Guest Opinion by Nicole Nisly for The Iowa City Press-Citizen
I met my patient whom I will call “Luna” about three years ago. She identified as a transwoman and had transitioned about 10 years earlier — after living most of her adult life identifying as a man, having been married and raising now adult sons and daughters.
I feel it necessary to describe my initial sense of discomfort.
Having practiced medicine for more than 30 years, I have met patients from a multitude of backgrounds and nationalities. I enjoy a collaborative practice with my patients, and I love to incorporate their philosophical and cultural beliefs into their health care.
Yet, I felt uncomfortable caring for her.
I felt unprepared to provide her with the care she needed. I had to weigh my words carefully, so as to not offend her by using the wrong pronoun or by addressing her by the wrong name. I could sense that my own uneasiness had affected the quality of our patient-physician relationship and I worried that she was not receiving the best possible care.
One evening in November 2011, I attended a seminar organized by Transcollaborations, an Iowa City group led by young people who primarily identify as gender non-conforming. They shared with the audience the challenges faced when interacting with the health care community. They specifically described their sense of apprehension, of feeling unwelcome, and of knowing that the provider there to care for them was ill prepared.
I couldn’t help but think that my patient Luna felt the same way. I sat there listening and pondering my own sense of unrest and lack of adequate training.
That is when Dr. Katie Imborek and I decided to develop a Tuesday night clinic at the UI Health Care, Iowa River Landing facility in Coralville where we would be well prepared. Our mission was to create a welcoming space for all lesbian, gay, bisexual, transgender, queer and questioning folks — but especially gender non-conforming folks — where there was a sense of ease among patients, health care students and practitioners.
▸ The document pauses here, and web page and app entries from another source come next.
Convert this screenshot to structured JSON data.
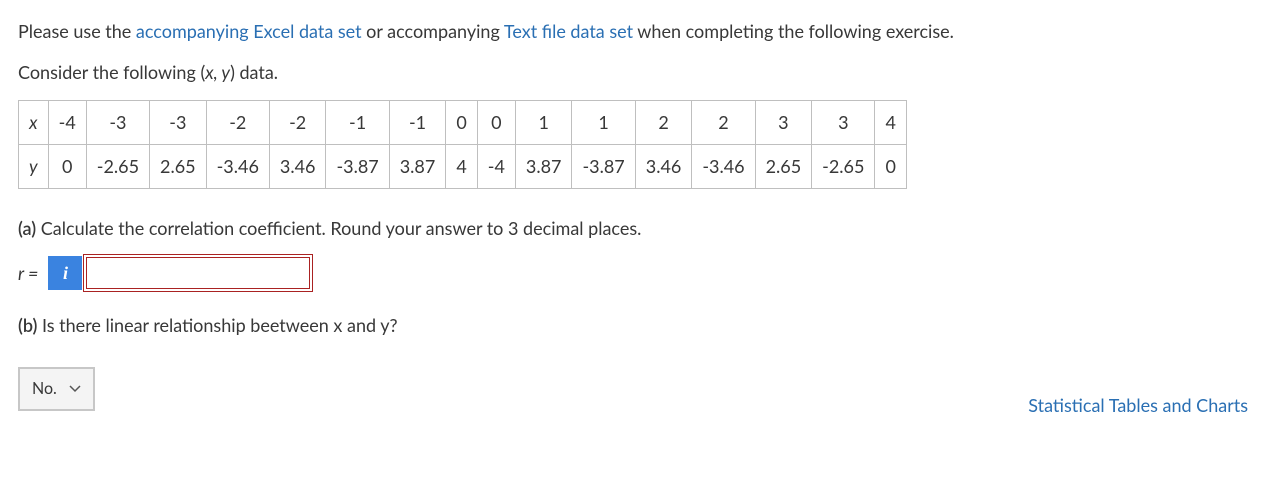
{
  "intro": {
    "prefix": "Please use the ",
    "link1": "accompanying Excel data set",
    "mid": " or accompanying ",
    "link2": "Text file data set",
    "suffix": " when completing the following exercise."
  },
  "consider": {
    "prefix": "Consider the following (",
    "xy": "x, y",
    "suffix": ") data."
  },
  "table": {
    "x_label": "x",
    "y_label": "y",
    "x": [
      "-4",
      "-3",
      "-3",
      "-2",
      "-2",
      "-1",
      "-1",
      "0",
      "0",
      "1",
      "1",
      "2",
      "2",
      "3",
      "3",
      "4"
    ],
    "y": [
      "0",
      "-2.65",
      "2.65",
      "-3.46",
      "3.46",
      "-3.87",
      "3.87",
      "4",
      "-4",
      "3.87",
      "-3.87",
      "3.46",
      "-3.46",
      "2.65",
      "-2.65",
      "0"
    ]
  },
  "partA": {
    "label": "(a)",
    "text": " Calculate the correlation coefficient. Round your answer to 3 decimal places.",
    "r_equals": "r = ",
    "info_icon": "i",
    "input_value": ""
  },
  "partB": {
    "label": "(b)",
    "text": " Is there linear relationship beetween x and y?",
    "selected": "No."
  },
  "footer_link": "Statistical Tables and Charts"
}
Here is where I “transitioned,” both as a health care provider and a person.
I immersed myself in books and encounters with folks identifying as “trans.” I heard their stories and for the first time began to see from their perspective. I began to understand their painful struggles as well as their courage, joy and fulfillment to realize a gender expression that was in congruence with their gender identity — an identity that may defy the norm in a binary society, but an identity that is as true, strong and as real as mine as a cisgender woman.
Transitioning is a journey that takes time. My personal “transition” began as I got to know members of the trans-community as colleagues and friends, and in turn I learned their language, aspirations and culture. There was so much I learned from their generous and patient teaching.
“They” became “us,” all of us — the rich community we have here in Iowa City.
Soon, it was again time to see Luna for a scheduled exam. I think that was the very first time I really saw her.
I finally saw her as she saw herself, as a woman. I no longer had to toggle back and forth in my mind between the man identity I had seen and the woman identity she carried. I saw her as the true woman she was.
I no longer worried about using the wrong pronoun. She was true, vibrant and real, as I finally transitioned, to a physician able to see her as she really was.
This and other fascinating topics will be discussed during the next live broadcast of WorldCanvass, “Remaking the Body: Identity and Body Modification.” Join us at 5 p.m. Friday in the Senate Chamber of the Old Capitol Museum.
Nicole Nisly is a professor of internal medicine at the University of Iowa Carver College of Medicine.